Activity: Word for word, the records below are to be set down again.

Website and app data records:
=== Section Start ===
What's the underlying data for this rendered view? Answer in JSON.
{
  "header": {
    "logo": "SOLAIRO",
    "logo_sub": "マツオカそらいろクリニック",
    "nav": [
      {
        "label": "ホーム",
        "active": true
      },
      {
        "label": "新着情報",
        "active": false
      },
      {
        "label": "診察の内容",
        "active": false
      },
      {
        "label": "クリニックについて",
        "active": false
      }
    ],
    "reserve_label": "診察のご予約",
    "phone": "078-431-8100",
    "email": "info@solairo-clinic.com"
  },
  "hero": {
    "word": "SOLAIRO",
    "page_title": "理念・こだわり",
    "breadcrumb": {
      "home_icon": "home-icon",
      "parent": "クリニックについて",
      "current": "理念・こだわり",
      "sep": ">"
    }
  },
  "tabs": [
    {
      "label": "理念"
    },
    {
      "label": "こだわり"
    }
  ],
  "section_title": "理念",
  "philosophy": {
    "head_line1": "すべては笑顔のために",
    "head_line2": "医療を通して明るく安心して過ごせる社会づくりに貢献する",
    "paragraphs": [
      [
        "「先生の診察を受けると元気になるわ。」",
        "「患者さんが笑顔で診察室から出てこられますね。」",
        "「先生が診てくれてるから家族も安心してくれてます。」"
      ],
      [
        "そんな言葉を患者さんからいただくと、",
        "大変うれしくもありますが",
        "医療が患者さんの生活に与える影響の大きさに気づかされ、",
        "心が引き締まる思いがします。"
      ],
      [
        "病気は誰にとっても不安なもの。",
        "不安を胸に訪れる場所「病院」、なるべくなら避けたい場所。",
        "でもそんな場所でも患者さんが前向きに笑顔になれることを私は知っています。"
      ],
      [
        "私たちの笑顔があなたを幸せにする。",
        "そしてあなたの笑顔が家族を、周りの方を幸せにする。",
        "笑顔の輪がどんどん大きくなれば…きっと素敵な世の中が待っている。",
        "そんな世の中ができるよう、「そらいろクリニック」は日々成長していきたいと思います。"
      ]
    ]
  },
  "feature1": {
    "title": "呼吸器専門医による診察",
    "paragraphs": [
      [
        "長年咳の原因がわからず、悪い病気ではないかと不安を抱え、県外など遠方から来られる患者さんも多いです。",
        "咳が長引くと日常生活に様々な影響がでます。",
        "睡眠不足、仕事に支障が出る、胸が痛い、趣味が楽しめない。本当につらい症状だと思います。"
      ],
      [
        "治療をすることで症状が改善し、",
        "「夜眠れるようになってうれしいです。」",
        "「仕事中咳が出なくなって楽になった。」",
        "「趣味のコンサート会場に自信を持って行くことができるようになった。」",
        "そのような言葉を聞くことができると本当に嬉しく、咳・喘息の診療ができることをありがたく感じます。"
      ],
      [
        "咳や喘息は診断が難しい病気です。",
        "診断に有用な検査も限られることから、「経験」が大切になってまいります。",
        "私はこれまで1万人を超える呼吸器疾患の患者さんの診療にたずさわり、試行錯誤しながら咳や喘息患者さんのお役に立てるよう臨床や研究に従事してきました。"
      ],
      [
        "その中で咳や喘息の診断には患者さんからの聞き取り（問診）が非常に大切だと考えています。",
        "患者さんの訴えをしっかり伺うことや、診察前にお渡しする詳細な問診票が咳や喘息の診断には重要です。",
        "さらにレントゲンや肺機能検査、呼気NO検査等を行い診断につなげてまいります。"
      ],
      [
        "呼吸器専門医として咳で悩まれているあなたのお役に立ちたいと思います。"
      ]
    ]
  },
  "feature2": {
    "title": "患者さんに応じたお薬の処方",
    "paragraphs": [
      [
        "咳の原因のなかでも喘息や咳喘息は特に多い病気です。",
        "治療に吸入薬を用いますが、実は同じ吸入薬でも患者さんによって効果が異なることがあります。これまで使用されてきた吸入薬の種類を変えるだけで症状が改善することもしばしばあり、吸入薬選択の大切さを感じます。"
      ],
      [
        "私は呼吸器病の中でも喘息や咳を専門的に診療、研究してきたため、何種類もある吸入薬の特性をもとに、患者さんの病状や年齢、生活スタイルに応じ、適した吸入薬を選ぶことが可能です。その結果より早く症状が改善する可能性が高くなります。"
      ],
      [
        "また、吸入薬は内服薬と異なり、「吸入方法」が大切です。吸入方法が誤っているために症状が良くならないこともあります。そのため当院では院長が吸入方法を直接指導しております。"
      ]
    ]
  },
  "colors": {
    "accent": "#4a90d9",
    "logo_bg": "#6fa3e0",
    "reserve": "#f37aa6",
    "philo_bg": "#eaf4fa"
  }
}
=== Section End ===
Response area:
What's the underlying data for this rendered view? Answer in JSON.
{
  "header": {
    "logo": "SOLAIRO",
    "logo_sub": "マツオカそらいろクリニック",
    "nav": [
      {
        "label": "ホーム",
        "active": true
      },
      {
        "label": "新着情報",
        "active": false
      },
      {
        "label": "診察の内容",
        "active": false
      },
      {
        "label": "クリニックについて",
        "active": false
      }
    ],
    "reserve_label": "診察のご予約",
    "phone": "078-431-8100",
    "email": "info@solairo-clinic.com"
  },
  "hero": {
    "word": "SOLAIRO",
    "page_title": "理念・こだわり",
    "breadcrumb": {
      "home_icon": "home-icon",
      "parent": "クリニックについて",
      "current": "理念・こだわり",
      "sep": ">"
    }
  },
  "tabs": [
    {
      "label": "理念"
    },
    {
      "label": "こだわり"
    }
  ],
  "section_title": "理念",
  "philosophy": {
    "head_line1": "すべては笑顔のために",
    "head_line2": "医療を通して明るく安心して過ごせる社会づくりに貢献する",
    "paragraphs": [
      [
        "「先生の診察を受けると元気になるわ。」",
        "「患者さんが笑顔で診察室から出てこられますね。」",
        "「先生が診てくれてるから家族も安心してくれてます。」"
      ],
      [
        "そんな言葉を患者さんからいただくと、",
        "大変うれしくもありますが",
        "医療が患者さんの生活に与える影響の大きさに気づかされ、",
        "心が引き締まる思いがします。"
      ],
      [
        "病気は誰にとっても不安なもの。",
        "不安を胸に訪れる場所「病院」、なるべくなら避けたい場所。",
        "でもそんな場所でも患者さんが前向きに笑顔になれることを私は知っています。"
      ],
      [
        "私たちの笑顔があなたを幸せにする。",
        "そしてあなたの笑顔が家族を、周りの方を幸せにする。",
        "笑顔の輪がどんどん大きくなれば…きっと素敵な世の中が待っている。",
        "そんな世の中ができるよう、「そらいろクリニック」は日々成長していきたいと思います。"
      ]
    ]
  },
  "feature1": {
    "title": "呼吸器専門医による診察",
    "paragraphs": [
      [
        "長年咳の原因がわからず、悪い病気ではないかと不安を抱え、県外など遠方から来られる患者さんも多いです。",
        "咳が長引くと日常生活に様々な影響がでます。",
        "睡眠不足、仕事に支障が出る、胸が痛い、趣味が楽しめない。本当につらい症状だと思います。"
      ],
      [
        "治療をすることで症状が改善し、",
        "「夜眠れるようになってうれしいです。」",
        "「仕事中咳が出なくなって楽になった。」",
        "「趣味のコンサート会場に自信を持って行くことができるようになった。」",
        "そのような言葉を聞くことができると本当に嬉しく、咳・喘息の診療ができることをありがたく感じます。"
      ],
      [
        "咳や喘息は診断が難しい病気です。",
        "診断に有用な検査も限られることから、「経験」が大切になってまいります。",
        "私はこれまで1万人を超える呼吸器疾患の患者さんの診療にたずさわり、試行錯誤しながら咳や喘息患者さんのお役に立てるよう臨床や研究に従事してきました。"
      ],
      [
        "その中で咳や喘息の診断には患者さんからの聞き取り（問診）が非常に大切だと考えています。",
        "患者さんの訴えをしっかり伺うことや、診察前にお渡しする詳細な問診票が咳や喘息の診断には重要です。",
        "さらにレントゲンや肺機能検査、呼気NO検査等を行い診断につなげてまいります。"
      ],
      [
        "呼吸器専門医として咳で悩まれているあなたのお役に立ちたいと思います。"
      ]
    ]
  },
  "feature2": {
    "title": "患者さんに応じたお薬の処方",
    "paragraphs": [
      [
        "咳の原因のなかでも喘息や咳喘息は特に多い病気です。",
        "治療に吸入薬を用いますが、実は同じ吸入薬でも患者さんによって効果が異なることがあります。これまで使用されてきた吸入薬の種類を変えるだけで症状が改善することもしばしばあり、吸入薬選択の大切さを感じます。"
      ],
      [
        "私は呼吸器病の中でも喘息や咳を専門的に診療、研究してきたため、何種類もある吸入薬の特性をもとに、患者さんの病状や年齢、生活スタイルに応じ、適した吸入薬を選ぶことが可能です。その結果より早く症状が改善する可能性が高くなります。"
      ],
      [
        "また、吸入薬は内服薬と異なり、「吸入方法」が大切です。吸入方法が誤っているために症状が良くならないこともあります。そのため当院では院長が吸入方法を直接指導しております。"
      ]
    ]
  },
  "colors": {
    "accent": "#4a90d9",
    "logo_bg": "#6fa3e0",
    "reserve": "#f37aa6",
    "philo_bg": "#eaf4fa"
  }
}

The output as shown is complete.